If you ever tried to come up with a list of possible PPC keywords for your business, you might have wondered about questions like ‘Do I need to use the words in singular and plural as separate keywords? Would having ‘online shop’ as a keyword also include ‘online shopping’? Can Google recognise that ‘Children’s’ and ‘Kids’ means the same? Do I need to come up with every single search term I can think of so that my ad gets shown for those search queries? If so, is that what PPC executives do all day long?’ Thankfully, Google has saved us all a lot of time and introduced keyword match types which let us choose how much control we want over the search terms that our ads appear for and how much freedom we leave for Google to decide when our ads are relevant.
If you want to make sure that your ads get shown to the widest audiences possible, broad keyword match is the best choice. If you enter your keywords on broad match, your adverts will be eligible to show not only for the search terms that include one or all of the words in your keyword (in any order), but also terms that Google considers related to them. For example, if you run an online flower shop and bid on the broad matched keyword ‘flowers online’, your ad is also likely to be shown to people who search for ‘roses online’, ‘buy flowers’, ‘birthday flowers’ and so on. This is also where the problem lies – you can’t always predict what search terms Google will consider related to your keywords, so your ad might end up being shown to completely irrelevant audiences. This is how an ad for ‘factoring’ might end up being shown to someone who has been searching for the latest news on ’The X Factor’, and if you’re even more unlucky, that someone will click on it and spend your money.
A match option that offers more control is phrase match.
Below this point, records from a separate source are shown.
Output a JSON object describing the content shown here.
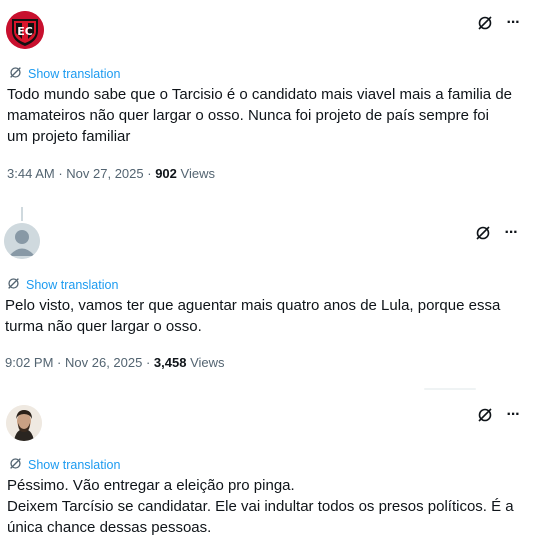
{
  "colors": {
    "link": "#1d9bf0",
    "text": "#0f1419",
    "muted": "#536471",
    "thread_line": "#cfd9de"
  },
  "icons": {
    "translate": "translate-icon",
    "no_translate": "no-translate-icon",
    "more": "more-dots-icon"
  },
  "posts": [
    {
      "avatar": "club-crest-avatar",
      "show_translation": "Show translation",
      "text": "Todo mundo sabe que o Tarcisio é o candidato mais viavel mais a familia de mamateiros não quer largar o osso. Nunca foi projeto de país sempre foi um projeto familiar",
      "time": "3:44 AM",
      "date": "Nov 27, 2025",
      "views_count": "902",
      "views_label": "Views"
    },
    {
      "avatar": "default-avatar",
      "show_translation": "Show translation",
      "text": "Pelo visto, vamos ter que aguentar mais quatro anos de Lula, porque essa turma não quer largar o osso.",
      "time": "9:02 PM",
      "date": "Nov 26, 2025",
      "views_count": "3,458",
      "views_label": "Views"
    },
    {
      "avatar": "portrait-avatar",
      "show_translation": "Show translation",
      "text_line1": "Péssimo. Vão entregar a eleição pro pinga.",
      "text_line2": "Deixem Tarcísio se candidatar. Ele vai indultar todos os presos políticos. É a única chance dessas pessoas."
    }
  ]
}
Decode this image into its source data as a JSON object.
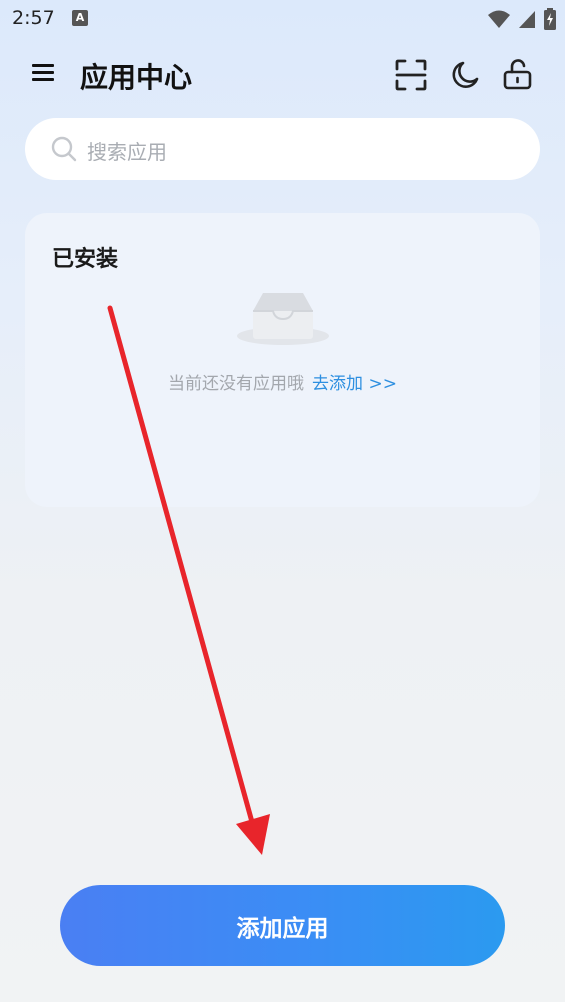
{
  "status_bar": {
    "time": "2:57",
    "notification_badge": "A",
    "icons": [
      "wifi-icon",
      "signal-icon",
      "battery-charging-icon"
    ]
  },
  "header": {
    "title": "应用中心",
    "icons": [
      "menu-icon",
      "scan-icon",
      "moon-icon",
      "unlock-icon"
    ]
  },
  "search": {
    "placeholder": "搜索应用"
  },
  "installed": {
    "title": "已安装",
    "empty_text": "当前还没有应用哦",
    "add_link": "去添加 >>"
  },
  "footer": {
    "add_button": "添加应用"
  },
  "colors": {
    "accent_blue": "#3b8df5",
    "link_blue": "#2d8fe0",
    "annotation_arrow": "#e8252b"
  }
}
This means that your ads will only be triggered by those searches that contain your selected keywords in it in the same order. There can be other words in the search term as long as they are before or after the keyword phrase, and not in between. For example, ‘flowers online’ on phrase match would trigger the ads to appear if someone was searching for ‘buy flowers online’ or ‘flowers online shop’ but not for ‘tulips online’. Quite a good way to filter out a lot of unnecessary impressions and still have your ads showing for a wide range of searches.
The exact match limits the number of ad impressions even more. If you have a keyword on exact match, your ads will only be shown when that exact search term is entered. If there are any other words in the search term or even a slight difference in spelling, the ads will not be triggered. This means you can be very precise in what terms to target, and if you know your customers well, could lead to a much higher CTR, lower CPC and less competition, however, overusing it will mean your campaign is not reaching all its potential audiences.
To give advertisers even more choice, Google has recently introduced a new, broad modifier, match type. It’s a mix between the broad and exact matches, where you can select which word in the phrase has to always be in the search term so that the ads are triggered, and for which words synonyms are also allowed. Say, if you had an ad group for wedding flowers, you might want your ads to only show for queries that have the word ‘wedding’ in them. Using exact matching for this ad group’s keywords would mean you’d have to try and produce a long list of synonyms related to flowers. The broad modifier match, on the other hand, would still get the same result, just involve a lot less time and risk to miss out on relevant impressions.
All in all, getting the match types and the keywords right is always a bit of a puzzle. Experts who know the types, their effects and how they differ will find it easy or even obvious, but for someone without much knowledge, it might take days of experimenting to get the best possible combination.